The study also analysed how some of the top brands in the state fared. Many products provide just the recycling symbol without information on the type of plastic used. Often the symbol is very small (compared to the print on the rest of the label) or is located in a corner and is not easily visible. In addition, several products have the information embossed on the plastic (often on the underside of the container) making it hard to read.
Some examples of recycling labels - the good, the incomplete, and the non-existent
What do consumers make of recycling labels on products?
CAG also conducted a perception survey of 447 consumers in the 5 cities covering different age groups, socio-economic backgrounds, and genders. The survey sought to understand the consumer’s awareness level on recycling labels, on the issue of plastic pollution, and what kind of recycling label would be of use to them. While a majority agreed that plastic pollution is a huge issue, most were unsure if plastic could be recycled. While quite a few of them claimed that they sometimes checked recycling information while purchasing products, when asked what they checked for, they tended to speak of expiry dates and MRP leading us to conclude that they do not actually check for recycling information. What was heartening however was that 424 participants (almost all surveyed) said they would make more informed decisions on which products to buy if the recycling information was clearly provided. They also noted that location of the information on the package, size of the symbol, information in the vernacular, and specifically information on how to dispose of the plastic would be useful to them.
Amazon’s efforts towards sustainable packaging
The webinar ended with insights from Ms.Smriti Sharma of Amazon, who spoke on the efforts Amazon has taken to reduce plastic use. She explained how businesses perceive the use of plastics as a trade-off: on the one hand it is essential to enhancing the shelf life of a product or to guarantee its safe delivery to a customer. On the other hand, she acknowledged the dangers that plastics pose to public health and our ecosystem. She talked about how Amazon has worked to reduce its reliance on plastic packaging. Ms. Sharma also took questions and suggestions from participants at the end of the webinar. Suggestions and questions from participants included why there isn’t a blanket ban on plastic packaging from Amazon. Ms. Sharma explained that several sellers on Amazon are small time vendors and imposing such a restriction might have other consequences on their livelihoods. She also added that items ‘Fulfilled by Amazon’ and dispatched from Amazon warehouses will not carry plastic packaging. Another suggestion was that if plastic free packaging could not be imposed on vendors, it would be useful to give that choice to consumers by marking items and vendors as plastic-free. Ms. Sharma agreed this was a good idea and one she would take back to Amazon.

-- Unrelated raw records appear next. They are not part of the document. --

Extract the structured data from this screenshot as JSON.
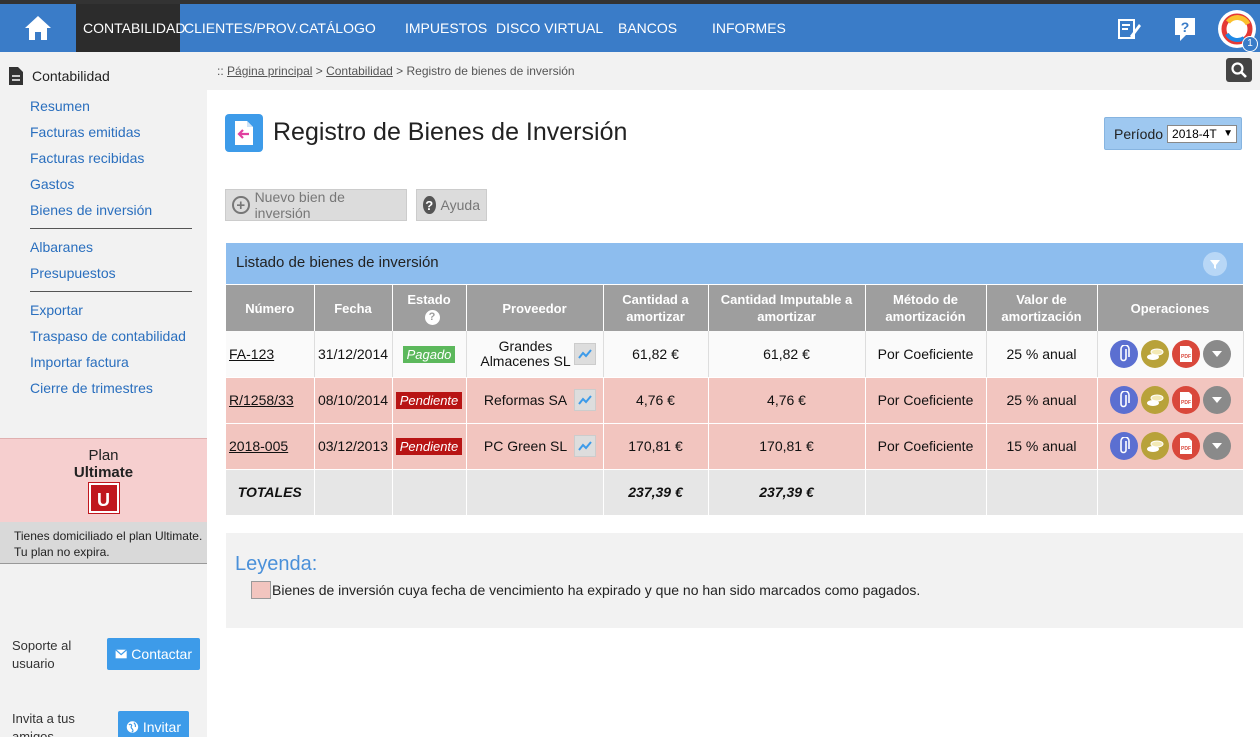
{
  "nav": {
    "items": [
      "CONTABILIDAD",
      "CLIENTES/PROV.",
      "CATÁLOGO",
      "IMPUESTOS",
      "DISCO VIRTUAL",
      "BANCOS",
      "INFORMES"
    ],
    "active": "CONTABILIDAD",
    "notifications": "1"
  },
  "sidebar": {
    "title": "Contabilidad",
    "group1": [
      "Resumen",
      "Facturas emitidas",
      "Facturas recibidas",
      "Gastos",
      "Bienes de inversión"
    ],
    "group2": [
      "Albaranes",
      "Presupuestos"
    ],
    "group3": [
      "Exportar",
      "Traspaso de contabilidad",
      "Importar factura",
      "Cierre de trimestres"
    ],
    "plan_label": "Plan",
    "plan_name": "Ultimate",
    "plan_badge": "U",
    "plan_info_1": "Tienes domiciliado el plan Ultimate.",
    "plan_info_2": "Tu plan no expira.",
    "support_1": "Soporte al",
    "support_2": "usuario",
    "contact_label": "Contactar",
    "invite_1": "Invita a tus",
    "invite_2": "amigos",
    "invite_label": "Invitar"
  },
  "breadcrumb": {
    "prefix": ":: ",
    "home": "Página principal",
    "section": "Contabilidad",
    "current": "Registro de bienes de inversión",
    "sep": " > "
  },
  "page": {
    "title": "Registro de Bienes de Inversión",
    "period_label": "Período",
    "period_value": "2018-4T",
    "new_button": "Nuevo bien de inversión",
    "help_button": "Ayuda"
  },
  "table": {
    "title": "Listado de bienes de inversión",
    "headers": [
      "Número",
      "Fecha",
      "Estado",
      "Proveedor",
      "Cantidad a amortizar",
      "Cantidad Imputable a amortizar",
      "Método de amortización",
      "Valor de amortización",
      "Operaciones"
    ],
    "rows": [
      {
        "numero": "FA-123",
        "fecha": "31/12/2014",
        "estado": "Pagado",
        "proveedor": "Grandes Almacenes SL",
        "cantidad": "61,82 €",
        "imputable": "61,82 €",
        "metodo": "Por Coeficiente",
        "valor": "25 % anual"
      },
      {
        "numero": "R/1258/33",
        "fecha": "08/10/2014",
        "estado": "Pendiente",
        "proveedor": "Reformas SA",
        "cantidad": "4,76 €",
        "imputable": "4,76 €",
        "metodo": "Por Coeficiente",
        "valor": "25 % anual"
      },
      {
        "numero": "2018-005",
        "fecha": "03/12/2013",
        "estado": "Pendiente",
        "proveedor": "PC Green SL",
        "cantidad": "170,81 €",
        "imputable": "170,81 €",
        "metodo": "Por Coeficiente",
        "valor": "15 % anual"
      }
    ],
    "totals_label": "TOTALES",
    "total_cantidad": "237,39 €",
    "total_imputable": "237,39 €"
  },
  "legend": {
    "title": "Leyenda:",
    "text": "Bienes de inversión cuya fecha de vencimiento ha expirado y que no han sido marcados como pagados."
  },
  "colors": {
    "nav_bg": "#3a7cc8",
    "accent": "#3d9be9",
    "late_row": "#f2c5bf",
    "paid": "#5cb85c",
    "pending": "#b81414"
  }
}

The webinar and the studies it showcased, throw light on the fact that the plastic crisis shows no signs of abating. On the contrary, over time, the determination of the public and policy makers to take on the plastic crisis appears to have weakened. The webinar highlighted that we cannot afford to slow down, especially as there is overwhelming evidence that plastic is destroying our ecosystems and our health. It has already reached crisis proportions and needs all stakeholders to work together - right from the consumer switching to sustainable living, to businesses empowering customers to make this switch to governmental agencies framing, implementing and enforcing necessary policy changes.